Some studies suggest these games can have a small, generalized effect on cognitive function in the elderly. But the data is suspect, Linden says. “Many of the studies have limited data or involved those with strong ties to the financial interests of the game itself. At this point, I’m willing to believe that you can create a brain game that would have some reasonable benefit. But, to date, the evidence is weak.”
What about the assertion that these games help a 70-year-old regain the memory function of a 50-year-old? Sounds impressive, Linden says, but in reality there isn’t that much difference. “It’s really a small effect, if any at all.”
How, then, to keep your brain fit? Linden has two words: physical exercise. Walking 30 minutes a day has a greater effect than playing any brain game, he says. “I’m not talking killer exercises or running marathons. Even moderate, low-intensity exercise is five times more beneficial to cognitive tasks than playing brain games on your iPad,” he says.
Research has shown that exercise can increase the volume of the brain and elevate patterns of activity. The effects can be particularly beneficial for people who are middle-aged, making them better at real-world tasks like finding a car in the mall parking lot or recalling a phone number.
As for brain games, Linden has some final words on their benefit. “I work in a department of neuroscience with a few dozen men and women in their middle age, and guess what? Zero of us are doing these brain games,” he says. “If my colleagues thought [these games] would benefit our mental ability, we’d all be at our desks playing them right now. I mean, c’mon, we’re computer and brain geeks. This would be right up our alley.”

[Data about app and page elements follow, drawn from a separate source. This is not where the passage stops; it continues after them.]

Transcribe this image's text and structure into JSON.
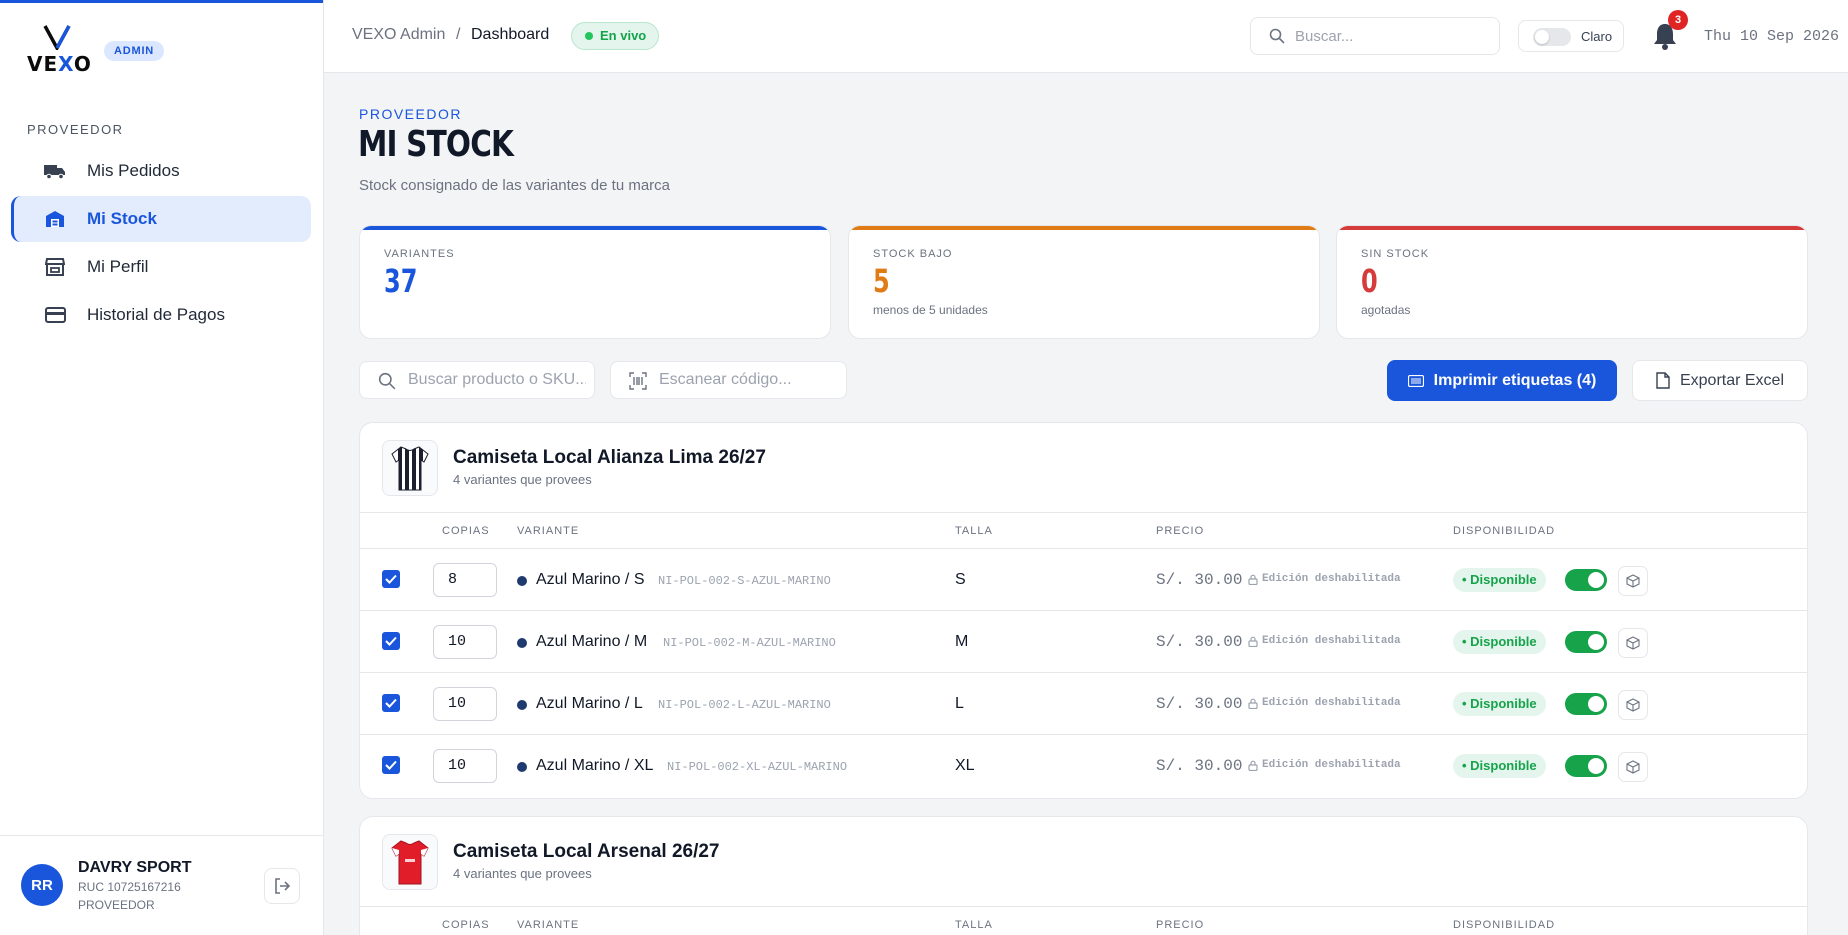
{
  "brand": {
    "logo_mark": "V",
    "logo_text_1": "VE",
    "logo_text_x": "X",
    "logo_text_2": "O",
    "role_badge": "ADMIN"
  },
  "sidebar": {
    "section_label": "PROVEEDOR",
    "items": [
      {
        "label": "Mis Pedidos",
        "icon": "truck-icon",
        "active": false
      },
      {
        "label": "Mi Stock",
        "icon": "warehouse-icon",
        "active": true
      },
      {
        "label": "Mi Perfil",
        "icon": "store-icon",
        "active": false
      },
      {
        "label": "Historial de Pagos",
        "icon": "credit-card-icon",
        "active": false
      }
    ],
    "user": {
      "initials": "RR",
      "name": "DAVRY SPORT",
      "ruc": "RUC 10725167216",
      "role": "PROVEEDOR"
    }
  },
  "header": {
    "breadcrumb_root": "VEXO Admin",
    "breadcrumb_sep": "/",
    "breadcrumb_current": "Dashboard",
    "live_badge": "En vivo",
    "search_placeholder": "Buscar...",
    "theme_label": "Claro",
    "notification_count": "3",
    "date": "Thu 10 Sep 2026"
  },
  "page": {
    "kicker": "PROVEEDOR",
    "title": "MI STOCK",
    "subtitle": "Stock consignado de las variantes de tu marca"
  },
  "stats": [
    {
      "label": "VARIANTES",
      "value": "37",
      "note": "",
      "color": "#1a56db"
    },
    {
      "label": "STOCK BAJO",
      "value": "5",
      "note": "menos de 5 unidades",
      "color": "#e07b16"
    },
    {
      "label": "SIN STOCK",
      "value": "0",
      "note": "agotadas",
      "color": "#d63b3b"
    }
  ],
  "toolbar": {
    "search_placeholder": "Buscar producto o SKU...",
    "scan_placeholder": "Escanear código...",
    "print_label": "Imprimir etiquetas (4)",
    "export_label": "Exportar Excel"
  },
  "table_headers": {
    "copies": "COPIAS",
    "variant": "VARIANTE",
    "size": "TALLA",
    "price": "PRECIO",
    "availability": "DISPONIBILIDAD"
  },
  "products": [
    {
      "name": "Camiseta Local Alianza Lima 26/27",
      "sub": "4 variantes que provees",
      "rows": [
        {
          "copies": "8",
          "variant": "Azul Marino / S",
          "sku": "NI-POL-002-S-AZUL-MARINO",
          "size": "S",
          "price": "S/. 30.00",
          "lock": "Edición deshabilitada",
          "status": "• Disponible"
        },
        {
          "copies": "10",
          "variant": "Azul Marino / M",
          "sku": "NI-POL-002-M-AZUL-MARINO",
          "size": "M",
          "price": "S/. 30.00",
          "lock": "Edición deshabilitada",
          "status": "• Disponible"
        },
        {
          "copies": "10",
          "variant": "Azul Marino / L",
          "sku": "NI-POL-002-L-AZUL-MARINO",
          "size": "L",
          "price": "S/. 30.00",
          "lock": "Edición deshabilitada",
          "status": "• Disponible"
        },
        {
          "copies": "10",
          "variant": "Azul Marino / XL",
          "sku": "NI-POL-002-XL-AZUL-MARINO",
          "size": "XL",
          "price": "S/. 30.00",
          "lock": "Edición deshabilitada",
          "status": "• Disponible"
        }
      ]
    },
    {
      "name": "Camiseta Local Arsenal 26/27",
      "sub": "4 variantes que provees",
      "rows": []
    }
  ]
}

"At this point, I’m willing to believe that you can create a brain game that would have some reasonable benefit,” says David Linden. “But, to date, the evidence is weak.”